There’s also #engchat, more specifically for English educators, which happens Mondays from 7 to 8pm. This is “a network of English teachers connecting with one and another via Twitter to share ideas, resources and inspiration.  To join, search for the hashtag, #engchat in twitter or use a tool such as TweetChat to help you follow the discussion.  Each week, a guest moderator shares a new idea, perspective or vision of what it means to be an English teacher.”

There are plenty of other chats online–I found this comprehensive list/calendar of chats for you to scroll through and look for chats more specific to your interests (like AP, or flipping class).

state-twitter-chats-001Posted by Kate, VP Secondary PCTELA

Twitter Talks for Teachers

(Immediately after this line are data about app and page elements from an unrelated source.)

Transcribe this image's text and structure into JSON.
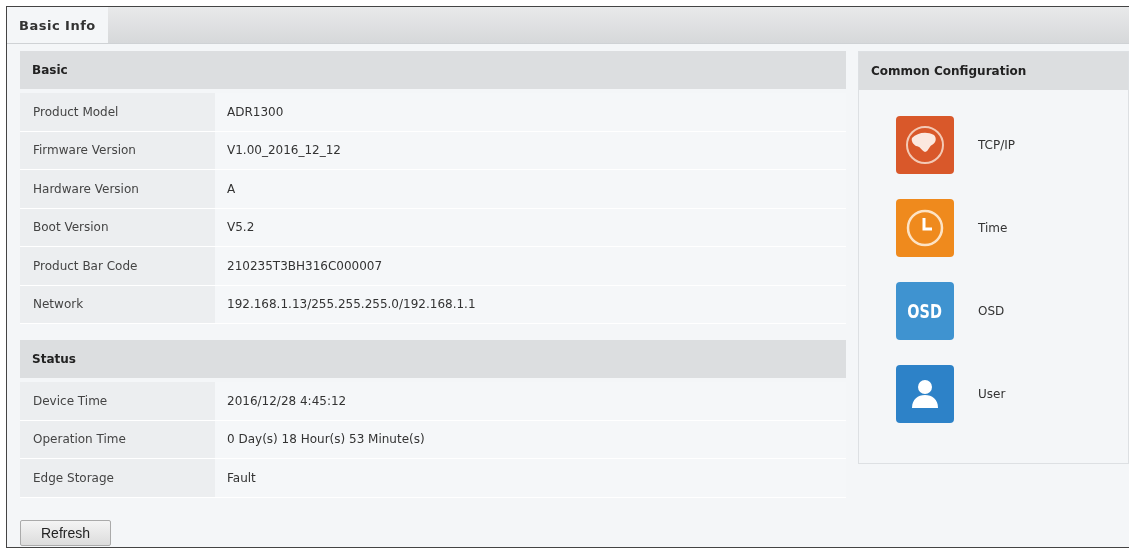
{
  "tabs": [
    {
      "label": "Basic Info",
      "selected": true
    }
  ],
  "sections": [
    {
      "title": "Basic",
      "rows": [
        {
          "label": "Product Model",
          "value": "ADR1300"
        },
        {
          "label": "Firmware Version",
          "value": "V1.00_2016_12_12"
        },
        {
          "label": "Hardware Version",
          "value": "A"
        },
        {
          "label": "Boot Version",
          "value": "V5.2"
        },
        {
          "label": "Product Bar Code",
          "value": "210235T3BH316C000007"
        },
        {
          "label": "Network",
          "value": "192.168.1.13/255.255.255.0/192.168.1.1"
        }
      ]
    },
    {
      "title": "Status",
      "rows": [
        {
          "label": "Device Time",
          "value": "2016/12/28 4:45:12"
        },
        {
          "label": "Operation Time",
          "value": "0 Day(s) 18 Hour(s) 53 Minute(s)"
        },
        {
          "label": "Edge Storage",
          "value": "Fault"
        }
      ]
    }
  ],
  "refresh_button": "Refresh",
  "common_configuration": {
    "title": "Common Configuration",
    "items": [
      {
        "kind": "globe",
        "label": "TCP/IP"
      },
      {
        "kind": "clock",
        "label": "Time"
      },
      {
        "kind": "osd",
        "icon_text": "OSD",
        "label": "OSD"
      },
      {
        "kind": "user",
        "label": "User"
      }
    ]
  }
}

Up Late with A Streetcar Named Desire

I just love teaching/re-reading Tennessee Williams’s play A Streetcar Named Desire. My AP Literature seniors really enjoyed reading aloud from this–some of them affect a southern accent and all of them seem to laugh at the right places and groan in other spots. The writing is sharp and the story is complex and nuanced. This tale of a pair of remarkably different sisters over the course of a few months in New Orleans was recently retold as Blue Jasmine, a film by Woody Allen.

What seemed just perfect for teaching this was the recent New Yorker cartoon, with Stanley Lebowski. When popular culture syncs perfectly with our teaching, the universe seems to be aligned. One of my students came up to me after we read scene 1 and asked if I’d seen the cartoon below.

liam-walsh-stella-just-you-know-come-on-man-new-yorker-cartoon

There are some other great homages to the famous “Stellaaaaaa” scene  with Marlon Brando–notably Seinfeld makes a reference to the famous “Stella” scene when Elaine has too much to drink…and more recently Modern Family, which references the same scene and has Cam looking for the dog named Stella. I’m sure more shows and films have made reference to that scene–if you know of any, reply in the comments section. That’s one of the reason I love teaching plays like this or books like The Lord of the Flies–it allows students entry in the the club of cultural literacy, as E.D. Hirsch phrased it. And that’s one thing I love about teaching–having students run up to you before or after class, or sending an email a year later just to share with you an allusion or reference from a text we discussed in class.

Happy Monday and happy reading to you all.

Posted by Kate, VP Secondary PCTELA

Up Late with A Streetcar Named Desire

Friday Five: Signs of Spring at High School

daffodil-19361-2560x1600

Welcome to warmer weather and the last marking period. Here are a few tell-tale signs pointing to spring’s arrival at your high school:

1. Every class period, someone asks: “can we have class outside?”
2. Students (and some teachers) sport the first sunburns of the season and even more flesh is exposed to the light. (This year’s unfortunate fashion choice: midriff shirts are back.)
3. Seniors have stopped doing work and have stopped even pretending to do work. (Be careful, senioritis can be contagious for juniors…and for teachers.)
4. Field Trip season is upon us–and some days you may have less than 50% in attendance for your class–all excused for field trips or sports events.
5. Teachers have already begun to field those annoying “oh, at least you get summers off” comments from the uninformed…

Posted by Kate, VP Secondary PCTELA

 

Friday Five: Signs of Spring at High School